But we didn’t deter the Germans, as with only six or seven divisions to deploy against them we didn’t seem to constitute a fatal threat to their war plans.
Should Britain today feel pride for its actions in the First World War, or should it feel shame?
Pride and shame are not feelings that an academic historian wants to arouse in readers or television viewers. My aim is to improve our understanding. We need to, of course, feel sympathy for the men like my grandfather who fought in the First World War, because their sufferings were scarcely imaginable.
The death toll, which was greater than the Second World War, was the most painful thing that Britain has ever experienced in war. But we should also feel dismay that the leaders, not just of Britain, but of the European states, could have taken decisions that led to such an appalling slaughter.
In the end the war was a bizarre battle between empires within western civilisation – it was a kind of European or western civil war. When you ask yourself what it was for, answers like the creation of a pan-Slav state in the Balkans or the upholding of Belgian neutrality seem ludicrously small compared with the cost in terms of human life and treasure.

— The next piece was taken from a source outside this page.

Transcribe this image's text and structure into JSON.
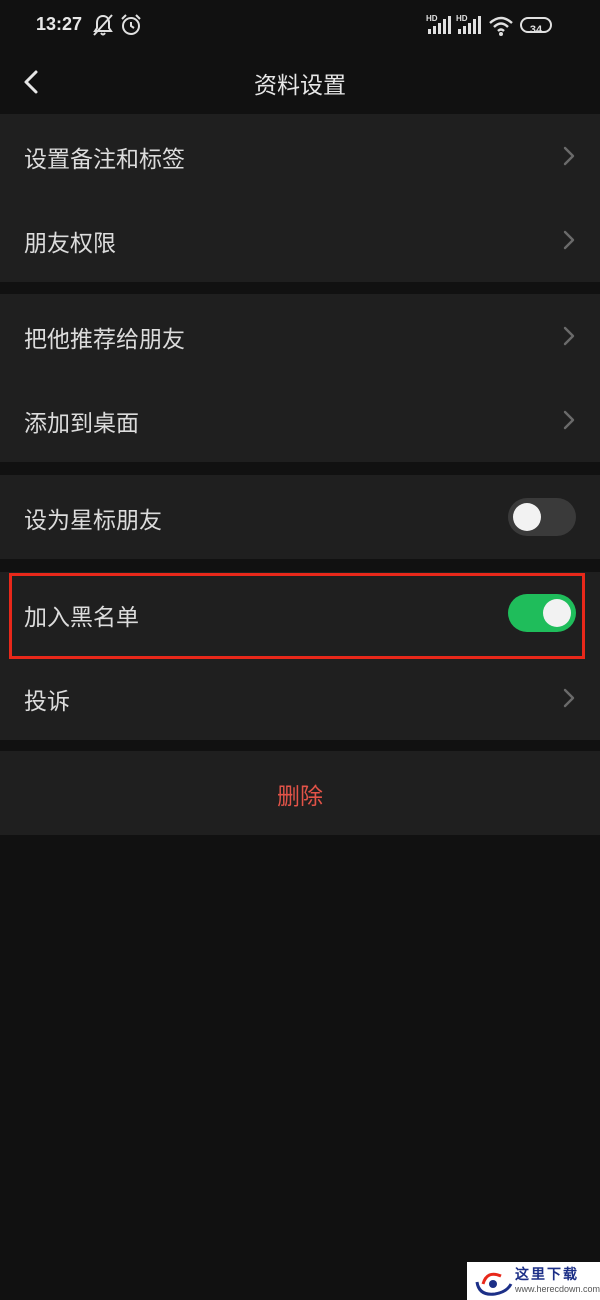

So I feel a sense of sorrow that 10 million people (more by some estimates) died prematurely and often violently because the statesmen of the European empires gambled on war for really quite low stakes.
My grandfather, who survived the war (albeit having been gassed and shot through the chest), was given a medal that said he’d fought in “the great war for civilisation”. When you think about that, it’s somewhat absurd because in terms of civilisation the differences between Britain and Germany in 1914 were vanishingly small. To say that it was for civilisation that the great European powers spent four and a quarter years slaughtering young men would almost be comical if it wasn’t so tragic.
So I think we need to look back on this centenary not with pride, not with shame, but with understanding, with sympathy for those who lost their lives or otherwise suffered. Above all, I think we need to look back with a kind of sorrow that such dreadful decision-making could produce such a calamity.
Finally, I really hope we can learn something from this. We’re not going to learn anything if all we do in this centenary is say it was all the fault of the Germans. That represents a complete failure to progress. To me it’s depressing that books are still being produced churning out this kind of line when so much has been written in the last 100 years to create a much more nuanced account.
The hope I have is that this television film will reignite interest in the book The Pity of War and encourage people to realise that we should not think of this as some great victory or dreadful crime, but more as the biggest error in modern history.
Niall Ferguson is Laurence A Tisch professor of history at Harvard University. He is the author of numerous bestselling books and has presented a number of series on British TV.